One difference between the 2012 campaign and the 2008 campaign is that the racial issue is coming to the fore quite early, with each side accusing the other of playing the race card.
Vice President Joe Biden created a firestorm when he claimed that the Republican economic policies and relaxation of regulations were intended to put people "back in chains." This charge against the Republicans was an attempt to play the race card and the slavery card.
When the Republican candidate, Mitt Romney, responded by calling the Democratic campaign dirty and saying "this is what an angry and desperate presidency looks like,", advising Obama to "take your campaign of division and anger and hate back to Chicago." MSNBC's Afro-American commentator Touré claimed that Romney twice used the word anger as a code word to identify blacks who were always portrayed as angry and menacing.
"This is part of the playbook against Obama, the 'otherization,' he's not like us," he continued. "I know it's a heavy thing, I don't say it lightly, but this is 'niggerization.' You are not one of us, you are like the scary black man who we've been trained to fear."
The commentator has since apologized for the use of the N-word as the conservative blogosphere came down heavily upon him. The Romney campaign has promised to take up the issue with NBC.
Today the New York Times (heavily engaged on Obama's behalf) published an op-ed entitled "Why Race is Still a Problem for Mormons". As Mitt Romney is a Mormon, the op-ed is intended to establish guilt by inference and insinuate that Romney is the one who still has a problem.

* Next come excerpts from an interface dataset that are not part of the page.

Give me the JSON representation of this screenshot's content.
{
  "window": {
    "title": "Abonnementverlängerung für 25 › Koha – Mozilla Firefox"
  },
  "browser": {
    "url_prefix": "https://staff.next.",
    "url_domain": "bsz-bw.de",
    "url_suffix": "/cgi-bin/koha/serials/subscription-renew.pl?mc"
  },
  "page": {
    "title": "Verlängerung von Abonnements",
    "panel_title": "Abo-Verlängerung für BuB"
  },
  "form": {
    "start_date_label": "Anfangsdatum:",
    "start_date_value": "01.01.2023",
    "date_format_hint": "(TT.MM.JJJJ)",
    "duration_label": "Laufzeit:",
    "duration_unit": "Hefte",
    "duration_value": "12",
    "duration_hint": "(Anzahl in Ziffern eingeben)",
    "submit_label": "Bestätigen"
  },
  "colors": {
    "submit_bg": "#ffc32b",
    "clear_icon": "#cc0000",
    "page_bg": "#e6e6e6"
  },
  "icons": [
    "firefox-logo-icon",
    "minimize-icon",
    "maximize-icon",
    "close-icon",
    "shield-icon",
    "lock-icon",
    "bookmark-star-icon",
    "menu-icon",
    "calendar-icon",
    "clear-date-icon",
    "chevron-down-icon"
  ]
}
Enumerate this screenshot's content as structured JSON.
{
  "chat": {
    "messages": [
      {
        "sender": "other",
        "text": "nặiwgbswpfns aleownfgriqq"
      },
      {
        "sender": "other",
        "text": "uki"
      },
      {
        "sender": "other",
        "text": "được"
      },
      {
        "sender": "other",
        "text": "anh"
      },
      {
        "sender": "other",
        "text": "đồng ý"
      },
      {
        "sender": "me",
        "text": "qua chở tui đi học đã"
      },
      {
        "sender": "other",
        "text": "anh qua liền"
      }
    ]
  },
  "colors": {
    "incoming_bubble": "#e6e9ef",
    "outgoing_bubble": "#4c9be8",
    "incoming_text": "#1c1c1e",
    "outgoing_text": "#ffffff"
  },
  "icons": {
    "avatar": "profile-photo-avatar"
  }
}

The Republicans do not intend to sit idly by and they have already announced that Artur Davis, a former Democratic congressman from Alabama, who seconded the Obama nomination in 2008, will be a featured speaker at their Tampa convention this month. Davis has crossed the aisle to the Republicans and is part of the buyer's remorse campaign against Obama. Davis is black and has accused the Democrats of manipulating the race issue.
Liberals have denounced Davis as a celebrity turncoat and a sore loser, but in an article published in National Review, Davis claims that already back in 2008 Obama employed racial politics against Hillary Clinton, by insinuating that a victory for Obama was a victory against racism and meant the ultimate triumph of the civil rights movement. Such underhanded exploitation of the race issue, reminiscent of Richard Nixon, was continuing today:
"The Obama message, implicitly, is that the conditions on the ground, including in the black community, are small, grudging details when weighed against the epic fact that a black man occupies the Oval Office. It’s a point of view. But that argument is too charged, too at odds with Obama’s official de-emphasis on race, to be made out loud and in the light of day. Better to work through the hidden-hand approach, through surrogates who create plausible deniability and through commentators who can be disavowed."